Passive income source
Then, to cover your current expenditures, find a passive income revenue stream. You'll be financially free until your passive income exceeds your living expenses. But how do you know which type of passive income investment is best for you? Since you'll be earning passive income from this investment for a long time, you can invest in something you completely understand and that suits your lifestyle. Rather than investing in highly unpredictable opportunities, search for those with the best, most stable returns. Finally, you'll want an investment that helps you to maximize your capital by investing money in order to boost your future return. Perhaps better if the investment comes with tax advantages. Since it meets all of these requirements, I chose real estate as my first passive income investment.
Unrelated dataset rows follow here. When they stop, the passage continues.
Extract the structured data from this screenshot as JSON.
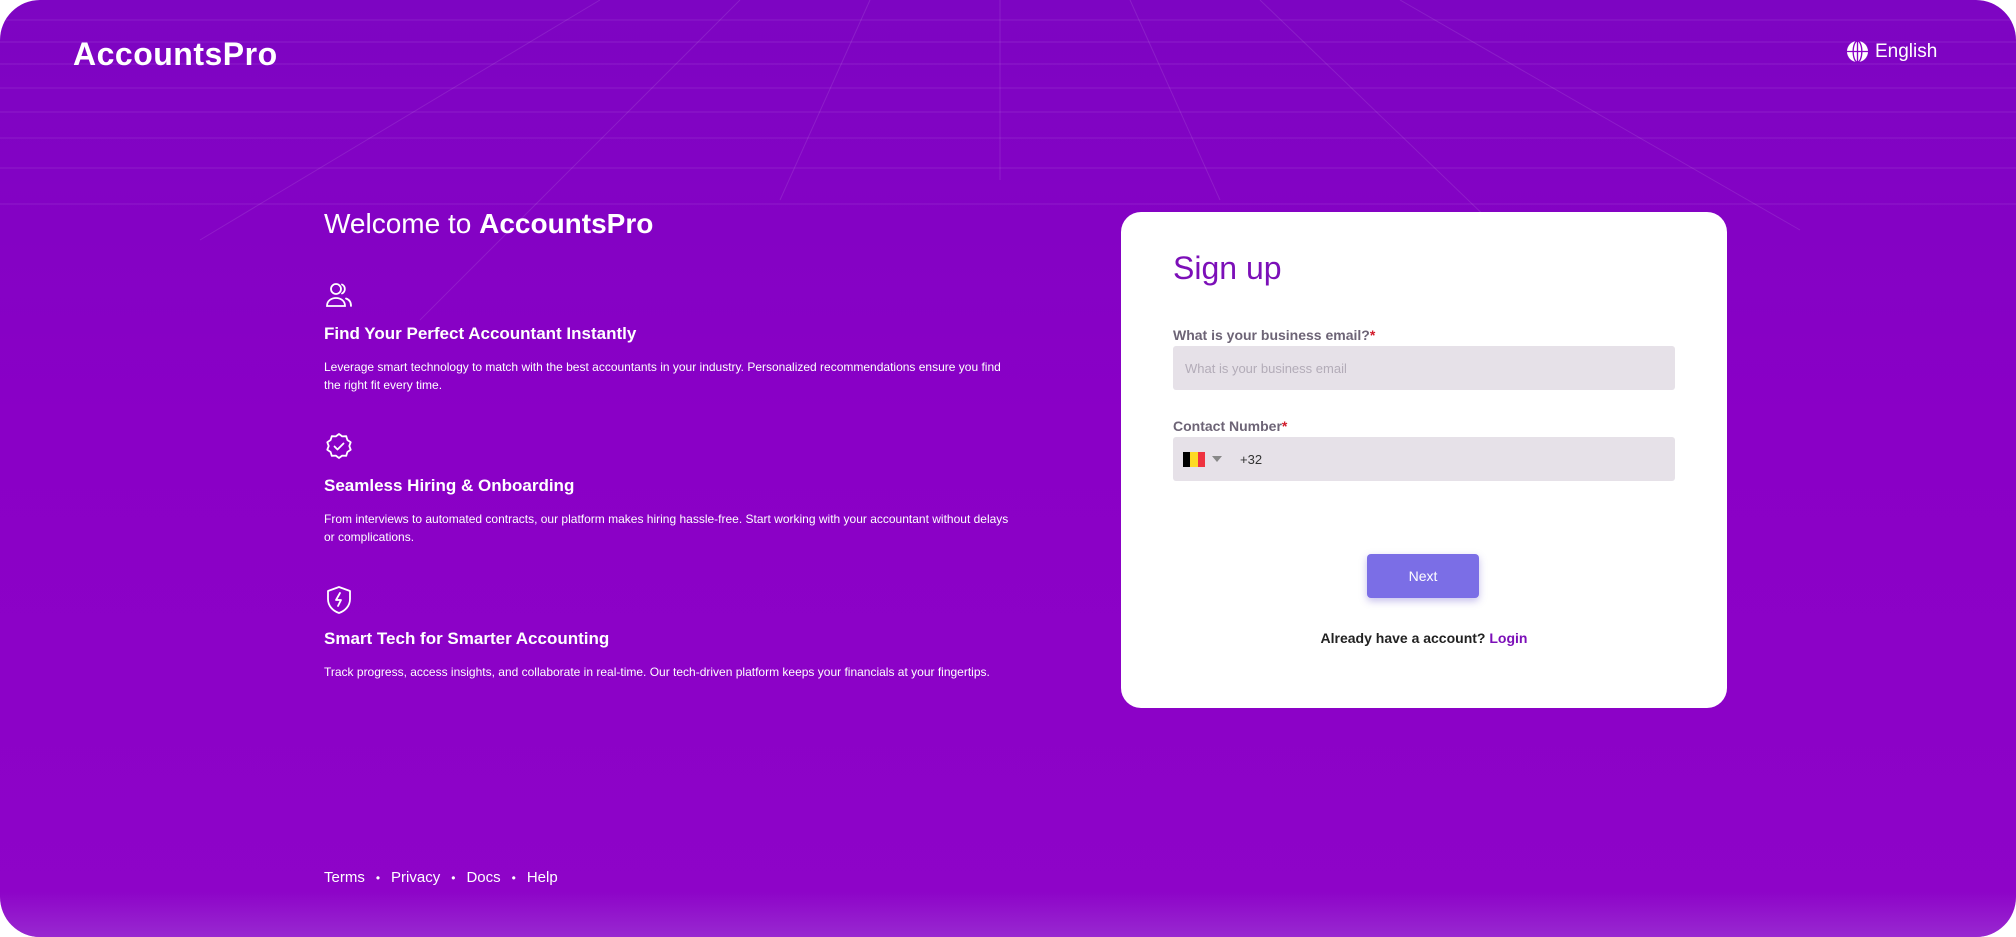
{
  "brand": {
    "logo_text": "AccountsPro"
  },
  "header": {
    "language_label": "English"
  },
  "hero": {
    "welcome_prefix": "Welcome to ",
    "welcome_brand": "AccountsPro",
    "features": [
      {
        "icon": "users-icon",
        "title": "Find Your Perfect Accountant Instantly",
        "description": "Leverage smart technology to match with the best accountants in your industry. Personalized recommendations ensure you find the right fit every time."
      },
      {
        "icon": "verified-badge-icon",
        "title": "Seamless Hiring & Onboarding",
        "description": "From interviews to automated contracts, our platform makes hiring hassle-free. Start working with your accountant without delays or complications."
      },
      {
        "icon": "shield-bolt-icon",
        "title": "Smart Tech for Smarter Accounting",
        "description": "Track progress, access insights, and collaborate in real-time. Our tech-driven platform keeps your financials at your fingertips."
      }
    ]
  },
  "signup": {
    "title": "Sign up",
    "email_label": "What is your business email?",
    "email_required_mark": "*",
    "email_placeholder": "What is your business email",
    "email_value": "",
    "phone_label": "Contact Number",
    "phone_required_mark": "*",
    "phone_country": "Belgium",
    "phone_dial_code": "+32",
    "next_label": "Next",
    "login_prompt": "Already have a account?",
    "login_link": "Login"
  },
  "footer": {
    "links": [
      "Terms",
      "Privacy",
      "Docs",
      "Help"
    ],
    "separator": "•"
  },
  "colors": {
    "background": "#8a00c6",
    "accent_purple": "#7c0fb8",
    "button": "#7b6ee6",
    "input_bg": "#e6e1e8",
    "required": "#d11a2a",
    "flag_black": "#000000",
    "flag_yellow": "#fdda24",
    "flag_red": "#ef3340"
  }
}
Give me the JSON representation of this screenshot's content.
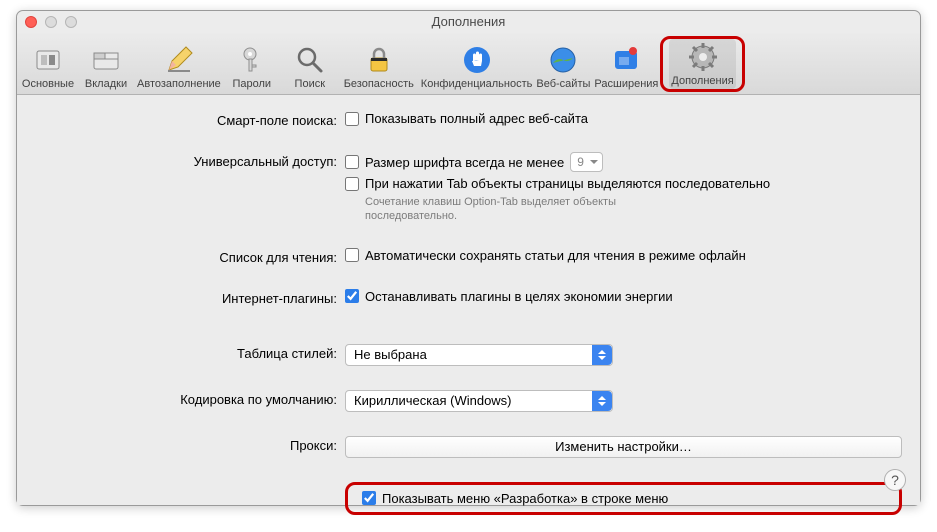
{
  "window": {
    "title": "Дополнения"
  },
  "toolbar": {
    "items": [
      {
        "id": "general",
        "label": "Основные"
      },
      {
        "id": "tabs",
        "label": "Вкладки"
      },
      {
        "id": "autofill",
        "label": "Автозаполнение"
      },
      {
        "id": "passwords",
        "label": "Пароли"
      },
      {
        "id": "search",
        "label": "Поиск"
      },
      {
        "id": "security",
        "label": "Безопасность"
      },
      {
        "id": "privacy",
        "label": "Конфиденциальность"
      },
      {
        "id": "websites",
        "label": "Веб-сайты"
      },
      {
        "id": "extensions",
        "label": "Расширения"
      },
      {
        "id": "advanced",
        "label": "Дополнения"
      }
    ],
    "selected": "advanced"
  },
  "form": {
    "smart_search": {
      "label": "Смарт-поле поиска:",
      "cb_full_address": {
        "label": "Показывать полный адрес веб-сайта",
        "checked": false
      }
    },
    "accessibility": {
      "label": "Универсальный доступ:",
      "cb_min_font": {
        "label": "Размер шрифта всегда не менее",
        "checked": false,
        "value": "9"
      },
      "cb_tab": {
        "label": "При нажатии Tab объекты страницы выделяются последовательно",
        "checked": false
      },
      "hint": "Сочетание клавиш Option-Tab выделяет объекты последовательно."
    },
    "reading_list": {
      "label": "Список для чтения:",
      "cb_save_offline": {
        "label": "Автоматически сохранять статьи для чтения в режиме офлайн",
        "checked": false
      }
    },
    "plugins": {
      "label": "Интернет-плагины:",
      "cb_stop": {
        "label": "Останавливать плагины в целях экономии энергии",
        "checked": true
      }
    },
    "stylesheet": {
      "label": "Таблица стилей:",
      "value": "Не выбрана"
    },
    "encoding": {
      "label": "Кодировка по умолчанию:",
      "value": "Кириллическая (Windows)"
    },
    "proxies": {
      "label": "Прокси:",
      "button": "Изменить настройки…"
    },
    "develop": {
      "cb_show": {
        "label": "Показывать меню «Разработка» в строке меню",
        "checked": true
      }
    }
  },
  "help": "?"
}
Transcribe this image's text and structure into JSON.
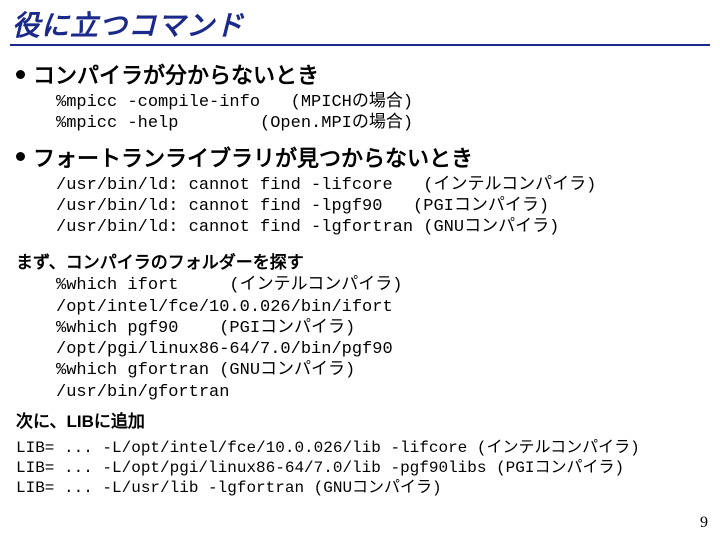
{
  "title": "役に立つコマンド",
  "bullet1": "コンパイラが分からないとき",
  "code1": "%mpicc -compile-info   (MPICHの場合)\n%mpicc -help        (Open.MPIの場合)",
  "bullet2": "フォートランライブラリが見つからないとき",
  "code2": "/usr/bin/ld: cannot find -lifcore   (インテルコンパイラ)\n/usr/bin/ld: cannot find -lpgf90   (PGIコンパイラ)\n/usr/bin/ld: cannot find -lgfortran (GNUコンパイラ)",
  "sub1": "まず、コンパイラのフォルダーを探す",
  "code3": "%which ifort     (インテルコンパイラ)\n/opt/intel/fce/10.0.026/bin/ifort\n%which pgf90    (PGIコンパイラ)\n/opt/pgi/linux86-64/7.0/bin/pgf90\n%which gfortran (GNUコンパイラ)\n/usr/bin/gfortran",
  "sub2": "次に、LIBに追加",
  "code4": "LIB= ... -L/opt/intel/fce/10.0.026/lib -lifcore (インテルコンパイラ)\nLIB= ... -L/opt/pgi/linux86-64/7.0/lib -pgf90libs (PGIコンパイラ)\nLIB= ... -L/usr/lib -lgfortran (GNUコンパイラ)",
  "page": "9"
}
Calculate how much money you'll need to achieve financial stability once you've selected your investment. Let's say you put $20,000 down on a turnkey rental property that pays you $3,000 per year in cash flow. If you need $60,000 in net cash flow per year, you'll need to buy 20 properties (with a total purchase price of $400,000). Where are you going to get the funds to invest? Examine your savings, 401(k), and other retirement plans. While these are not obvious investment options, some 401k accounts allow you to invest directly in real estate. Take into account the value of any properties you possess, such as your house.
Make calculated decisions
It's critical to run the numbers at this stage. Make no investment decisions based on emotion or instinct. The home is the primary source of equity for most Americans, and they depend on it for retirement. When property taxes and renovations are taken into account, though, using your house as your primary source of equity isn't ideal. Consider this scenario: In 2005, you paid $750,000 for a house on the West Coast. You put down 20% of the purchase price, or $150,000. People in this region are having trouble saving for a down payment because house prices continue to increase and they are unable to keep up. You invest $300,000 on upgrades over the course of 15 years, either with cash or a line of credit. You will need to refinance at some stage to cover other costs, such as a vehicle.